After Grzenda erased Alou and Murcer in the top of the ninth, fans began jumping on and off the field down the foul lines. It looked menacing enough for Senators manager Ted Williams (yes, children, that Ted Williams) to order his bullpen pitchers to beat it post haste. Except that the Splinter forgot to urge them to take the safe path to the clubhouse, under the RFK Stadium stands.

As Grzenda got ready to pitch to Yankee second baseman Horace Clarke, the relievers left the bullpen and headed down the field toward the dugout. Oops. “That’s when all hell broke loose,” Deveaux wrote. “The fans stormed back onto the field en masse, yanking up clumps of dirt and grass which might be kept as souvenirs of Washington Senators baseball.”

Howard playing first base had three fans climbing his back, which must have been something like three mice climbing a tree. Grzenda saw a rather large man heading his way appearing at first to have ideas about tackling the pitcher, which Grzenda eventually admitted gave him ideas about throwing his glove—which still had the ball in it—at the guy. But all Grzenda got for that was a pat on his shoulder.

Finally, as fans continued pillaging what they could, including bases, plus letters and numbers from the scoreboard, umpire Jim Honochick ruled the forfeit to the Yankees. By the time the fans got through with the place, RFK Stadium looked as though it was  tattered and torched in a terrorist attack.

Grzenda drove home from the park with his wife, Ruth, and their two children, including his then-ten year old son Joe, Jr., who wept all the way home.
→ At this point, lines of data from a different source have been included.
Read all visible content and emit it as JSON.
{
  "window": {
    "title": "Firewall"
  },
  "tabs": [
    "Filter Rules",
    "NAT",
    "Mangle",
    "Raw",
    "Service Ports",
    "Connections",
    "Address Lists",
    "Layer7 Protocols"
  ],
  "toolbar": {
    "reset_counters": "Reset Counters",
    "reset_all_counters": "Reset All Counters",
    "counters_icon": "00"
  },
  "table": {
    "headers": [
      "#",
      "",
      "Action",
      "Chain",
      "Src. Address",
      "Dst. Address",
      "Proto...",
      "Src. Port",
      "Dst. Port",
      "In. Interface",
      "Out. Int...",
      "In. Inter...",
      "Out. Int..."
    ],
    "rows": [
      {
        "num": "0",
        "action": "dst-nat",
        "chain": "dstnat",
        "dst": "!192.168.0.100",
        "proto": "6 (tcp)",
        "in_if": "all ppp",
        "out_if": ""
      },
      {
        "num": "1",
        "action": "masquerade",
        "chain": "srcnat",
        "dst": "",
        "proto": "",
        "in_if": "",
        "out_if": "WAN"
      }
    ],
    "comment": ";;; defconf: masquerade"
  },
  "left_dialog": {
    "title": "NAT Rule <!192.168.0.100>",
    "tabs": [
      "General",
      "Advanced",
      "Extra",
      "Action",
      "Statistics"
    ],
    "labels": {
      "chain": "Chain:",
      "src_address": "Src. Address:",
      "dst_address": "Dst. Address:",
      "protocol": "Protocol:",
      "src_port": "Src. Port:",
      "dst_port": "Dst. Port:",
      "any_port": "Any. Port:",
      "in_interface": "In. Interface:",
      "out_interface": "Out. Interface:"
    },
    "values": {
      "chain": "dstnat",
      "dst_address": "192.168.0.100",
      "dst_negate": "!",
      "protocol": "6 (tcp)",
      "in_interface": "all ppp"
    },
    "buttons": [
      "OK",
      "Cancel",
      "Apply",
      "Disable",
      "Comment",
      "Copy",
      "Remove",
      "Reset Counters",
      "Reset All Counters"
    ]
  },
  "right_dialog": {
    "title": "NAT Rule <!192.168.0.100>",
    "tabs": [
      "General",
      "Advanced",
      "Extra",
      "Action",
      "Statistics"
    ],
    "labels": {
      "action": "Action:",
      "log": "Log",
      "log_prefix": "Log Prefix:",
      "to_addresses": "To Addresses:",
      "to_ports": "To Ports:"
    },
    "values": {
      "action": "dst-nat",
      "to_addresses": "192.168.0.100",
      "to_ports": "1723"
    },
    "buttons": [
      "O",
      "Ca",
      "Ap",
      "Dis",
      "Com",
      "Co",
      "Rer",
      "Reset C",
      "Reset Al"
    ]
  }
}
The Grzendas met in 1956, when the lefthander was a Tigers prospect and the Birmingham Barons’s (AA) best pitcher, and she was sitting in the stands at Birmingham (AA).

He had a look at the comely brunette and handed the bat boy a note to give her. “I had come to the game with a girlfriend of mine who I worked with at the First National Bank, and her dad,” Mrs. Grzenda revealed after her husband was inducted into the Barons’ Hall of Fame five years ago. “The bat boy brought a note over to me that said, ‘How would you like to meet Joe Grzenda?’ My girlfriend kept hitting me on my leg, saying you’ve got to meet him and her dad said that Joe was the star of the team,” she continued. “I didn’t know anything about baseball.”

The irony abounded when Bush—a former co-owner of the Rangers—threw that ceremonial first pitch with the Grzenda ball. Schneider, known as a memorabilia collector, had ideas about keeping the ball until Grzenda asked to have it back. Schneider obliged happily by all accounts. Grzenda loved two things primarily in his life, and baseball was the second of them.

They first met in Birmingham, he taking her out for hamburgers and shakes after the Barons bat boy handed her his note. They married a year later and stayed that way happily for sixty years and two days. For two thirds of their marriage, they lived and loved with the husband part of capital lore. Maybe it wasn’t quite the way Grzenda would have preferred becoming such lore. But that, too, is so Washington.